When a line in the entries below contains the word "index", copy that line.

*** Given records Section Begins ***

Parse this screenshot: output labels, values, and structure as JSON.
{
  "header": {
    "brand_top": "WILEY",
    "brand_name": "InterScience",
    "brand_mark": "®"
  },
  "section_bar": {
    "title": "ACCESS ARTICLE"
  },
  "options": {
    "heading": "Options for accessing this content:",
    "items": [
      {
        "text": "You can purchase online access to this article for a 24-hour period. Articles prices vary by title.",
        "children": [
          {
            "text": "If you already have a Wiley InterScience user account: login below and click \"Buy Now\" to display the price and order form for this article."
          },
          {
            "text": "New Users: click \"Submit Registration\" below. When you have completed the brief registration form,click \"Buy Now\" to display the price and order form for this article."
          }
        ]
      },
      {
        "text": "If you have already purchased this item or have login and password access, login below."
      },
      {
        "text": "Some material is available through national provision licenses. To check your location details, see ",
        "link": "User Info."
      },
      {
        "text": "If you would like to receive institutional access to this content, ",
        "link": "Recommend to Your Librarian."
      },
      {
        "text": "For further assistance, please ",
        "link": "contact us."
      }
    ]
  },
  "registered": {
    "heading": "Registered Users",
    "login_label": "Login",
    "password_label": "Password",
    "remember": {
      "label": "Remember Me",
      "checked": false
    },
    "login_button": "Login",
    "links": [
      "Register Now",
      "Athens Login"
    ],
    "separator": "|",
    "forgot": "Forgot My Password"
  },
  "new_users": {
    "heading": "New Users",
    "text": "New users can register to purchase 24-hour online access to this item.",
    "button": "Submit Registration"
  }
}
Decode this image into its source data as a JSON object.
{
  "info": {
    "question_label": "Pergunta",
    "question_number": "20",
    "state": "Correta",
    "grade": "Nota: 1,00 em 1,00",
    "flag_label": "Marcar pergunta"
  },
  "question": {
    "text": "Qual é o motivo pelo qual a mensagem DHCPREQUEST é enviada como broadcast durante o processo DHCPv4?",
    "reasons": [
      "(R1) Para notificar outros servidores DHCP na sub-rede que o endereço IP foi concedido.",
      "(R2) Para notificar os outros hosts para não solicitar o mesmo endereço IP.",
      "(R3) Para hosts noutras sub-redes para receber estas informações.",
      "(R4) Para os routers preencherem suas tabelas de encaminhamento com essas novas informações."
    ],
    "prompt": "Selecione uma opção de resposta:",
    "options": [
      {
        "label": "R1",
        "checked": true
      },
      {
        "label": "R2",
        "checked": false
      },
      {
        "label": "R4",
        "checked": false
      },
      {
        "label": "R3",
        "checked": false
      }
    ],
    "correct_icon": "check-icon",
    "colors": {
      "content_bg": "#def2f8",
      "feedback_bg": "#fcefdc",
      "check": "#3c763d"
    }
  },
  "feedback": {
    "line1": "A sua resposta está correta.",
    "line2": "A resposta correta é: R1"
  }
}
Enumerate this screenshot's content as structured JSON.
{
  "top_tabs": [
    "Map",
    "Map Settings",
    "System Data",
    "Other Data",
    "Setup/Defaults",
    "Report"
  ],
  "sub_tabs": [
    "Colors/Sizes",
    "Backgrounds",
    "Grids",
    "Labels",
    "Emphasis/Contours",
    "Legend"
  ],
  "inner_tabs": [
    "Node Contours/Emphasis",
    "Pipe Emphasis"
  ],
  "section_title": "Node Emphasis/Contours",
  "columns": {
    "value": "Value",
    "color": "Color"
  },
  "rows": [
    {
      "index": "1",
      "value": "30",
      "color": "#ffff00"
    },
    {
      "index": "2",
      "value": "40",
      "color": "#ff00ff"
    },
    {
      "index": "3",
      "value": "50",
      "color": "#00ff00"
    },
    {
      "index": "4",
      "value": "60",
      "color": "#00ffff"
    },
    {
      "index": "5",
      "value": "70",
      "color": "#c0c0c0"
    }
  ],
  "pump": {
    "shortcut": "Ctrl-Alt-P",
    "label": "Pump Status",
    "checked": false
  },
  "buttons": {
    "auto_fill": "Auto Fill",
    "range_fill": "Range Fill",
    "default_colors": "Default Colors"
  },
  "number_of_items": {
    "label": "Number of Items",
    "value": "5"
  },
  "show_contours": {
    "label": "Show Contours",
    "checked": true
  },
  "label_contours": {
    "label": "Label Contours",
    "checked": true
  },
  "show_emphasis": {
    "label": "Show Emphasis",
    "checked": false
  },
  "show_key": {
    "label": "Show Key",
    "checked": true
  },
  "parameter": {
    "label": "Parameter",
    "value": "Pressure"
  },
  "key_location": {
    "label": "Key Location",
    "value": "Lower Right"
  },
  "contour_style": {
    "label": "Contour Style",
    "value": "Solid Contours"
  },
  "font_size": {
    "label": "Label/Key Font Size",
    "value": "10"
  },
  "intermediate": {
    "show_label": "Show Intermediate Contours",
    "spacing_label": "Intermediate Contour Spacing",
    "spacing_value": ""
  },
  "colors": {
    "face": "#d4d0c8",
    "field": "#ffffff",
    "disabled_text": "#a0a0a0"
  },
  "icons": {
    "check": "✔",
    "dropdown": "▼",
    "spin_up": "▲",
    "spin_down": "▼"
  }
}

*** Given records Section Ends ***

— Output of the exercise —
      "index": "1",
      "index": "2",
      "index": "3",
      "index": "4",
      "index": "5",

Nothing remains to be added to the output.